What you should do - Using the listing below, work out how many lines carry the word "الشريحة", and state nothing but that number.

::: Information :::

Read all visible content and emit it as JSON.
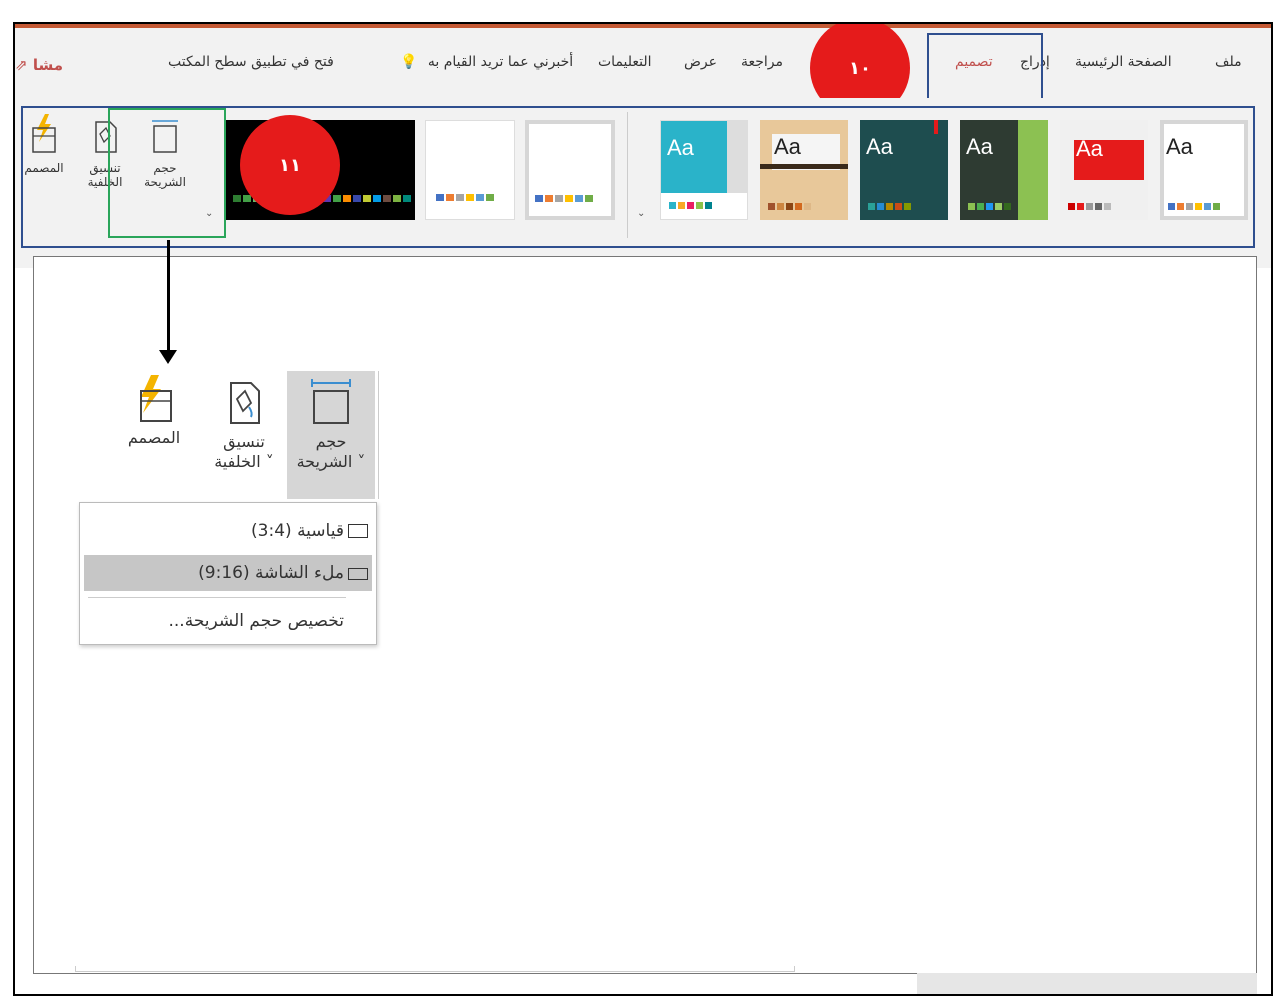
{
  "menu": {
    "file": "ملف",
    "home": "الصفحة الرئيسية",
    "insert": "إدراج",
    "design": "تصميم",
    "review": "مراجعة",
    "view": "عرض",
    "help": "التعليمات",
    "tell_me": "أخبرني عما تريد القيام به",
    "open_desktop": "فتح في تطبيق سطح المكتب",
    "share": "مشا"
  },
  "markers": {
    "design_step": "١٠",
    "slide_size_step": "١١"
  },
  "ribbon": {
    "themes_label": "Aa",
    "slide_size": "حجم الشريحة",
    "format_background": "تنسيق الخلفية",
    "designer": "المصمم"
  },
  "zoomed": {
    "slide_size_line1": "حجم",
    "slide_size_line2": "الشريحة ˅",
    "format_bg_line1": "تنسيق",
    "format_bg_line2": "الخلفية ˅",
    "designer": "المصمم"
  },
  "dropdown": {
    "standard": "قياسية (3:4)",
    "widescreen": "ملء الشاشة (9:16)",
    "custom": "تخصيص حجم الشريحة..."
  },
  "colors": {
    "accent": "#c0504d",
    "step_marker": "#e51b1b",
    "highlight_box": "#2f4f8f",
    "green_box": "#2aa55a"
  }
}
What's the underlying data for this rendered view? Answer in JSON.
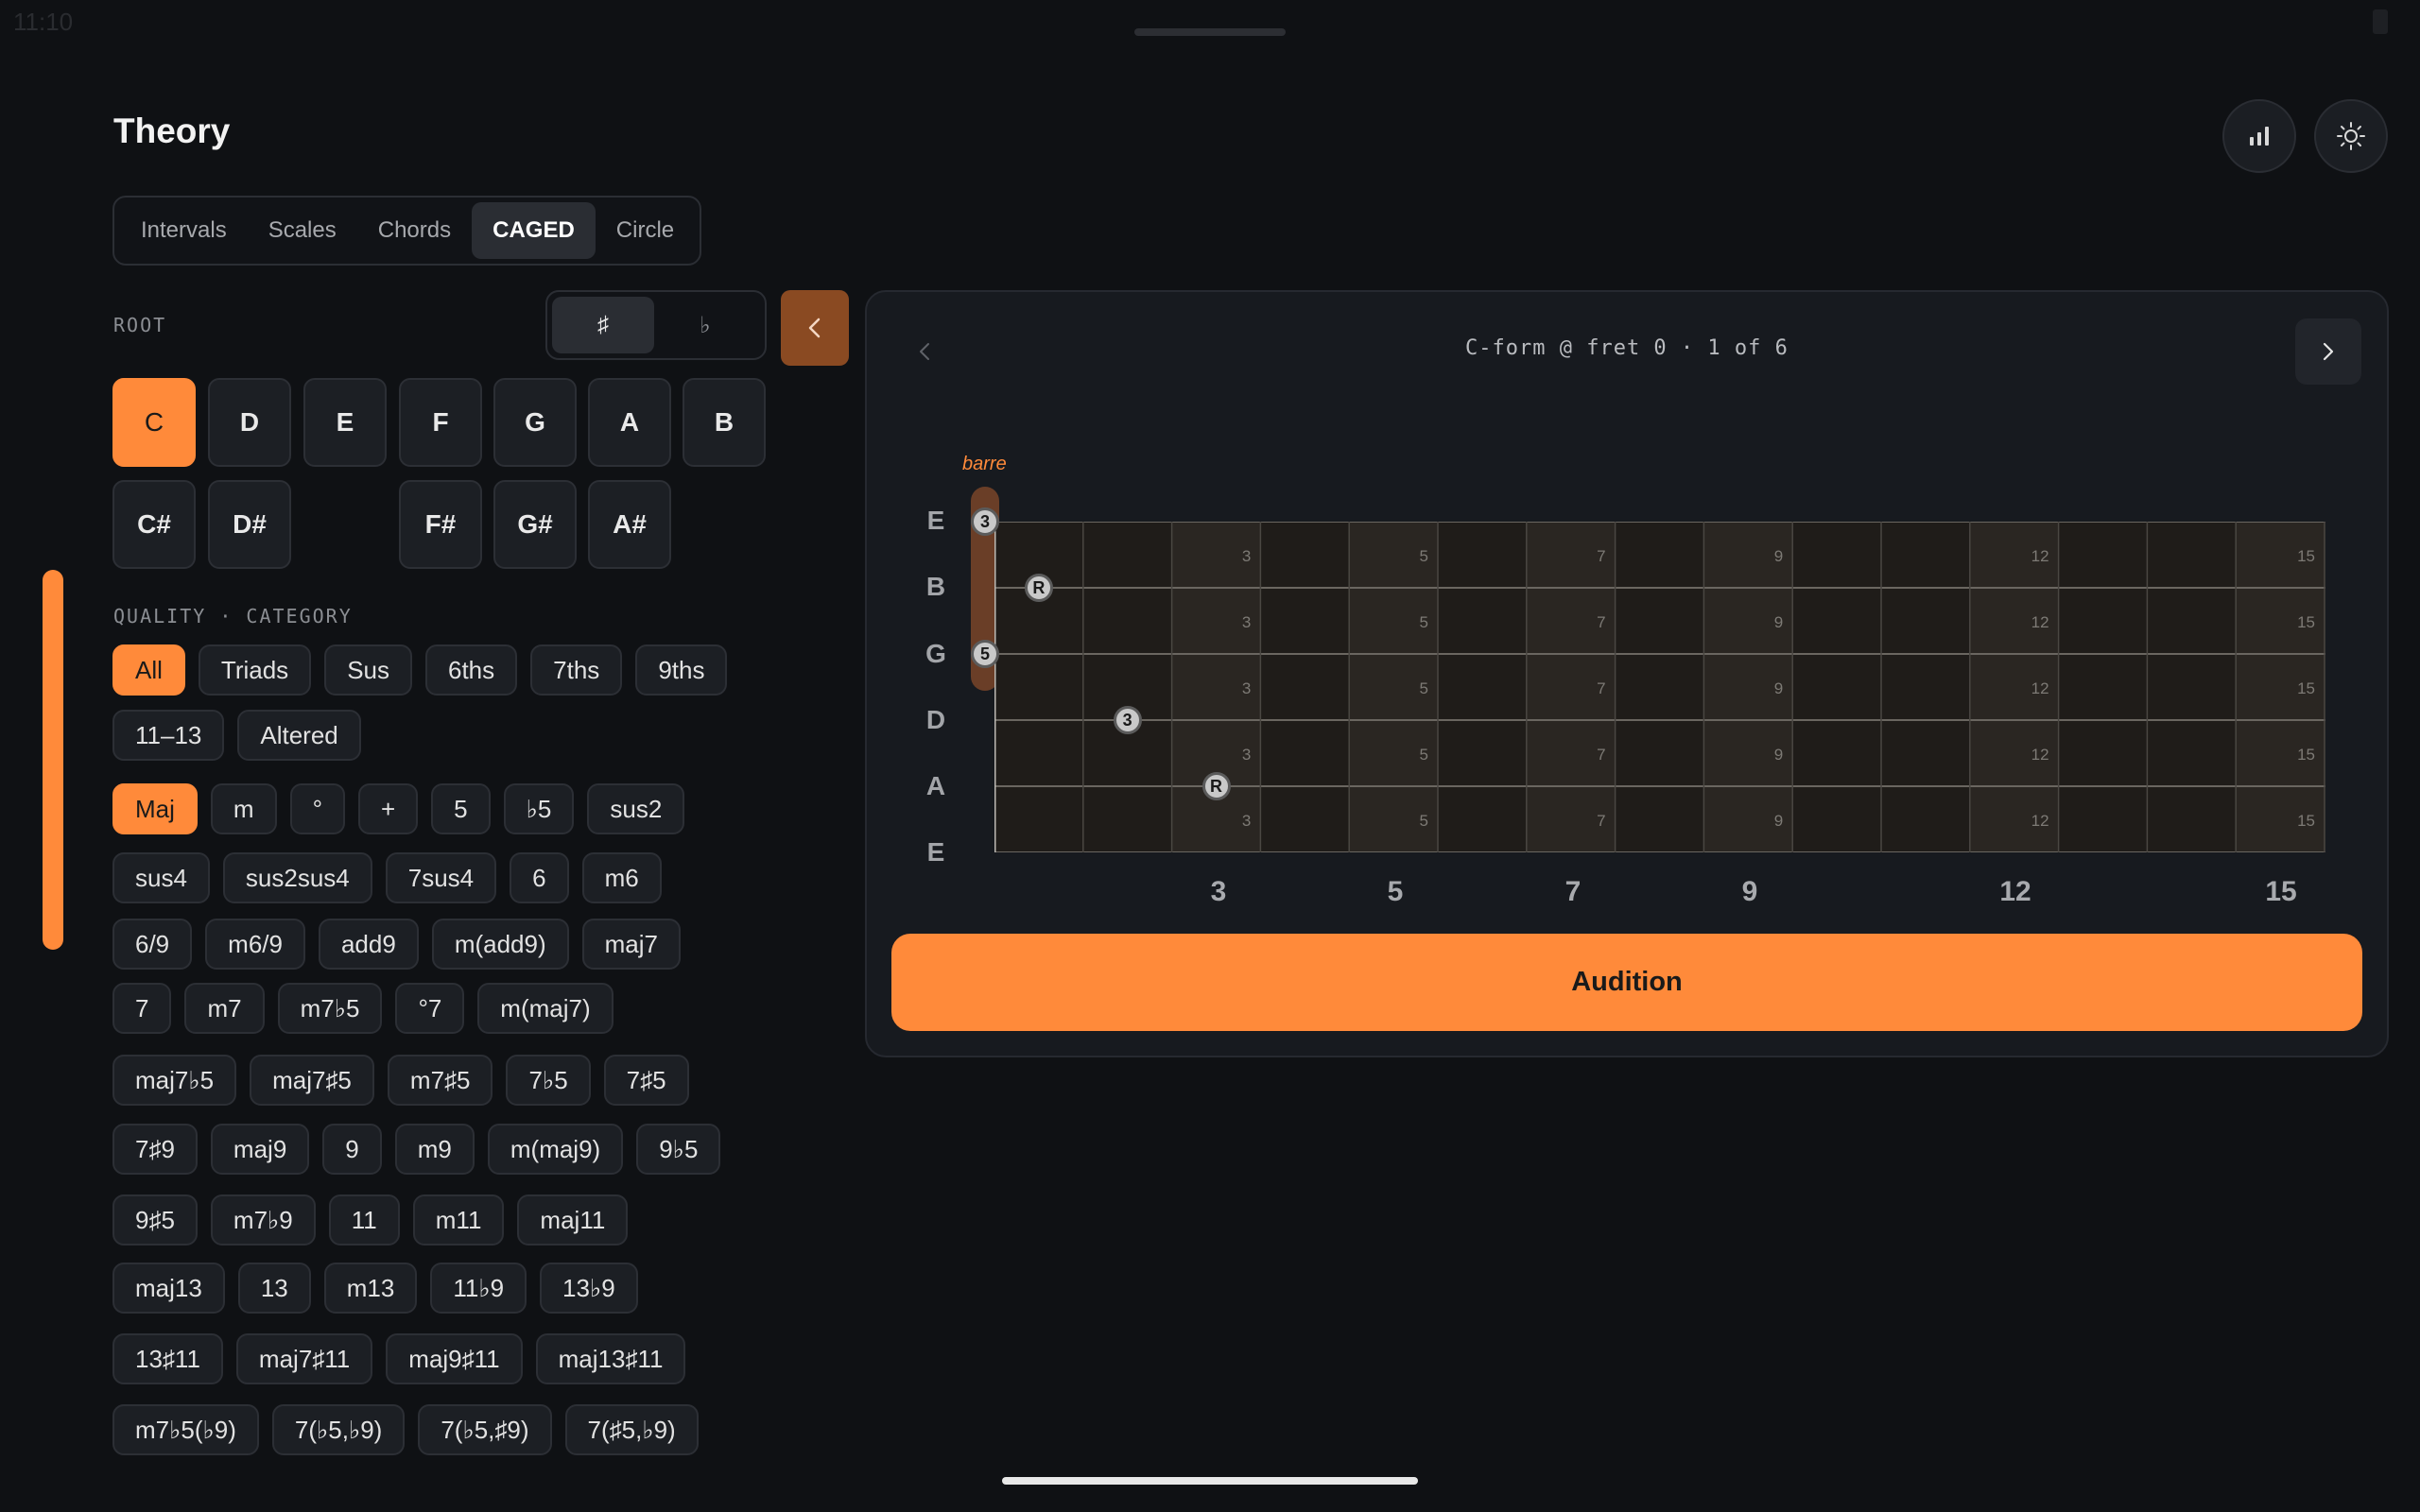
{
  "status": {
    "time": "11:10"
  },
  "title": "Theory",
  "header_icons": [
    "chart-icon",
    "brightness-icon"
  ],
  "tabs": [
    {
      "label": "Intervals",
      "active": false
    },
    {
      "label": "Scales",
      "active": false
    },
    {
      "label": "Chords",
      "active": false
    },
    {
      "label": "CAGED",
      "active": true
    },
    {
      "label": "Circle",
      "active": false
    }
  ],
  "root": {
    "label": "ROOT",
    "accidentals": {
      "sharp": "♯",
      "flat": "♭",
      "selected": "sharp"
    },
    "naturals": [
      "C",
      "D",
      "E",
      "F",
      "G",
      "A",
      "B"
    ],
    "sharps": [
      "C#",
      "D#",
      "F#",
      "G#",
      "A#"
    ],
    "selected": "C"
  },
  "quality": {
    "label": "QUALITY · CATEGORY",
    "categories": [
      "All",
      "Triads",
      "Sus",
      "6ths",
      "7ths",
      "9ths",
      "11–13",
      "Altered"
    ],
    "selected_category": "All",
    "chords": [
      [
        "Maj",
        "m",
        "°",
        "+",
        "5",
        "♭5",
        "sus2"
      ],
      [
        "sus4",
        "sus2sus4",
        "7sus4",
        "6",
        "m6"
      ],
      [
        "6/9",
        "m6/9",
        "add9",
        "m(add9)",
        "maj7"
      ],
      [
        "7",
        "m7",
        "m7♭5",
        "°7",
        "m(maj7)"
      ],
      [
        "maj7♭5",
        "maj7♯5",
        "m7♯5",
        "7♭5",
        "7♯5"
      ],
      [
        "7♯9",
        "maj9",
        "9",
        "m9",
        "m(maj9)",
        "9♭5"
      ],
      [
        "9♯5",
        "m7♭9",
        "11",
        "m11",
        "maj11"
      ],
      [
        "maj13",
        "13",
        "m13",
        "11♭9",
        "13♭9"
      ],
      [
        "13♯11",
        "maj7♯11",
        "maj9♯11",
        "maj13♯11"
      ],
      [
        "m7♭5(♭9)",
        "7(♭5,♭9)",
        "7(♭5,♯9)",
        "7(♯5,♭9)"
      ]
    ],
    "selected_chord": "Maj"
  },
  "caged": {
    "caption": "C-form @ fret 0 · 1 of 6",
    "barre_label": "barre",
    "strings": [
      "E",
      "B",
      "G",
      "D",
      "A",
      "E"
    ],
    "fret_markers": [
      "3",
      "5",
      "7",
      "9",
      "12",
      "15"
    ],
    "notes": [
      {
        "string": 1,
        "fret": 0,
        "label": "3"
      },
      {
        "string": 2,
        "fret": 1,
        "label": "R"
      },
      {
        "string": 3,
        "fret": 0,
        "label": "5"
      },
      {
        "string": 4,
        "fret": 2,
        "label": "3"
      },
      {
        "string": 5,
        "fret": 3,
        "label": "R"
      }
    ],
    "action_label": "Audition"
  }
}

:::

Completed task - 3